IMAGE COURTESY OF: LEVI'S
Levi’s has always been a leader in sustainability. In 1991, it established “terms of engagement” that laid out the brand’s global code of conduct throughout its supply chain. This meant setting standards for worker’s rights, a healthy work environment, and an ethical engagement with the planet.
Today, (counter to what most fast fashion companies are doing) Levi’s is trying to encourage their customers to be conscious that when they purchase a pair of jeans, that is not an isolated event. The garment had an impact before they purchased it, in terms of people that made it and the waste that was involved in creating it. And it’s going to exist long after they’re done owning it.

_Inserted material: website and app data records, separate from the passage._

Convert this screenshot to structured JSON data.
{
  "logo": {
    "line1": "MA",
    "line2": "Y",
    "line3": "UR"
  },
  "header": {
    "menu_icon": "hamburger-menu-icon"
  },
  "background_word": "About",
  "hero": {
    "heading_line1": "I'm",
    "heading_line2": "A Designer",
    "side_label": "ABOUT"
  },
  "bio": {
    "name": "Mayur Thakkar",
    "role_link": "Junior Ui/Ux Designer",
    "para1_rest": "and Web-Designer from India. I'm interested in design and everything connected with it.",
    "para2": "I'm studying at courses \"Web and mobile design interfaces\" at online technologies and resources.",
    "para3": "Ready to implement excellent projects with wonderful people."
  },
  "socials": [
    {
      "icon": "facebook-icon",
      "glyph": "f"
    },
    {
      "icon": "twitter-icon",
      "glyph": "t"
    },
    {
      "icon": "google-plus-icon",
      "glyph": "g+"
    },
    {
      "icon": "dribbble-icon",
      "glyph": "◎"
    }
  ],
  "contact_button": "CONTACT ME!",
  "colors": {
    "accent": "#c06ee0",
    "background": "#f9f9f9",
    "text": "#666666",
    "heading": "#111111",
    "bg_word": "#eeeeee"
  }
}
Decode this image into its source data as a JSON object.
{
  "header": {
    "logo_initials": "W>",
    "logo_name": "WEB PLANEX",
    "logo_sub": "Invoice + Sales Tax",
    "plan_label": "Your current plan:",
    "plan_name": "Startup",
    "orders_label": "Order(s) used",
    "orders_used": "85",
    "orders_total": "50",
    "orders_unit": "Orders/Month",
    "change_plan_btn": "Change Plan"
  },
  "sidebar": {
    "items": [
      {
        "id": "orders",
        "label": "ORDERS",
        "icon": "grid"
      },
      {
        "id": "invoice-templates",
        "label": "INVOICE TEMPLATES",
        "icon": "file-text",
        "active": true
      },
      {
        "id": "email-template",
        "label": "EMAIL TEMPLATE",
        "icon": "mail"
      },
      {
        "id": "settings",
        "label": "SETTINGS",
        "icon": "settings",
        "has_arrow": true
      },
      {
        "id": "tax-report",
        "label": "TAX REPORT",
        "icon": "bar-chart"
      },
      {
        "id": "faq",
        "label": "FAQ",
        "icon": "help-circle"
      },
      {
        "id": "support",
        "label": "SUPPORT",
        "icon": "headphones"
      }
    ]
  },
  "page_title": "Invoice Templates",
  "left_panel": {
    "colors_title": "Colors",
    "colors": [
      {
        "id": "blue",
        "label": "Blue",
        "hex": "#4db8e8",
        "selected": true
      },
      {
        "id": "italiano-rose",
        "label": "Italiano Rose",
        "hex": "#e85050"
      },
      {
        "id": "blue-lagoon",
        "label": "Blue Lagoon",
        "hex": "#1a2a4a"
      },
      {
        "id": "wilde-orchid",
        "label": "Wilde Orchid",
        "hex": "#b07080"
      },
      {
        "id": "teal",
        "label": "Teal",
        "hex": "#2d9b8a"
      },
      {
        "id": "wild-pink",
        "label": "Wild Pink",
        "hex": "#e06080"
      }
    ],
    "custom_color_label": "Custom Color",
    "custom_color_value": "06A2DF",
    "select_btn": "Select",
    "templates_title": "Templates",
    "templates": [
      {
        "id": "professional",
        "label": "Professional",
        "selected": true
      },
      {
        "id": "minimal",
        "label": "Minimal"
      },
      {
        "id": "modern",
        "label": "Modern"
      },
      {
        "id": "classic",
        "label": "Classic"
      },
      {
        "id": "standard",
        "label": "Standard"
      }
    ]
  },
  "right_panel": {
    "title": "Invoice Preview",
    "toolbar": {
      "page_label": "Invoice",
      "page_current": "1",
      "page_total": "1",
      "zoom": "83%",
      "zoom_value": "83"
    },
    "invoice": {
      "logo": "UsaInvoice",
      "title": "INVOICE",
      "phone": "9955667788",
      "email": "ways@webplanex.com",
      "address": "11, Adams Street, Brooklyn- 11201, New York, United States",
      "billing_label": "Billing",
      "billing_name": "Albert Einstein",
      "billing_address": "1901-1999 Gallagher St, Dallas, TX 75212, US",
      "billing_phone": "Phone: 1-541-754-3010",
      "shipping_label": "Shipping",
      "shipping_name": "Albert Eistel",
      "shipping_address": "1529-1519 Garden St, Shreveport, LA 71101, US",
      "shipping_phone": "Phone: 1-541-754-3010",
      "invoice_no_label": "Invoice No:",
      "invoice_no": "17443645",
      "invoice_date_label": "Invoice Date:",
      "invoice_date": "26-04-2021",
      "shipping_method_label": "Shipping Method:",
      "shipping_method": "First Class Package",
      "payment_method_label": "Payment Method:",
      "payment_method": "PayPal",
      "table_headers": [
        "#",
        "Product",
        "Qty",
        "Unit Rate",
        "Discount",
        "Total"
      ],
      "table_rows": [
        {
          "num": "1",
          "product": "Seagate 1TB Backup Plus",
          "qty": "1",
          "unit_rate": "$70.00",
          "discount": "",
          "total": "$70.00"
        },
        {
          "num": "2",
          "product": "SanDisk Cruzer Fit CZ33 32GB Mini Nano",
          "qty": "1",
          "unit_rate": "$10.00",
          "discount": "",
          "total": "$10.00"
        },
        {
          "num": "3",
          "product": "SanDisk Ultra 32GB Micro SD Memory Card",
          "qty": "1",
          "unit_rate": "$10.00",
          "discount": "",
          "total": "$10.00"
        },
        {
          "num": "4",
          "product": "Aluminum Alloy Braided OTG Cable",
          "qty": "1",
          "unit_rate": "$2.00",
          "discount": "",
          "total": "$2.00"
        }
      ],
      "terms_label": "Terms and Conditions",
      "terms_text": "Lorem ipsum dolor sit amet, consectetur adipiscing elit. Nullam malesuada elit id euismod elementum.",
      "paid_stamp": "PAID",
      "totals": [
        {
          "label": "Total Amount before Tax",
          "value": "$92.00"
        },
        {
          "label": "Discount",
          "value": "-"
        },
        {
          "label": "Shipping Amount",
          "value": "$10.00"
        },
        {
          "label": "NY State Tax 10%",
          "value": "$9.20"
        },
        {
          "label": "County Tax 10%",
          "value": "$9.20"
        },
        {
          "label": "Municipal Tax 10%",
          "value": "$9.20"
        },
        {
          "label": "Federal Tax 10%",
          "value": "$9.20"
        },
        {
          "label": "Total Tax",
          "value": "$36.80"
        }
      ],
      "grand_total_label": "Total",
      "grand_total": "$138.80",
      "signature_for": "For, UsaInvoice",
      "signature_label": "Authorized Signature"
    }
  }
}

Paul Dillinger, Levi’s head of global product innovation wondered, What would happen if we could change culture in such a way that consumers imagined the end of life of the product they bought? So, what if we said that you could mulch your jeans, put them in your garden, and see how the decomposition of your Levi’s could feed the food that you were growing. That’s conceivably how we might dispose of garments in the future. That would prompt the consumer to think about little details like how the color was applied to the garment in the first place. Would the chemicals in the dye affect the garment, my food, and my body? This is the kind of holistic thinking Levi’s want to spur in our customers. Fundamentally, asking them to take into account the impact they’re responsible for in the whole system, from the supply chain to the eventual disposal of the garment.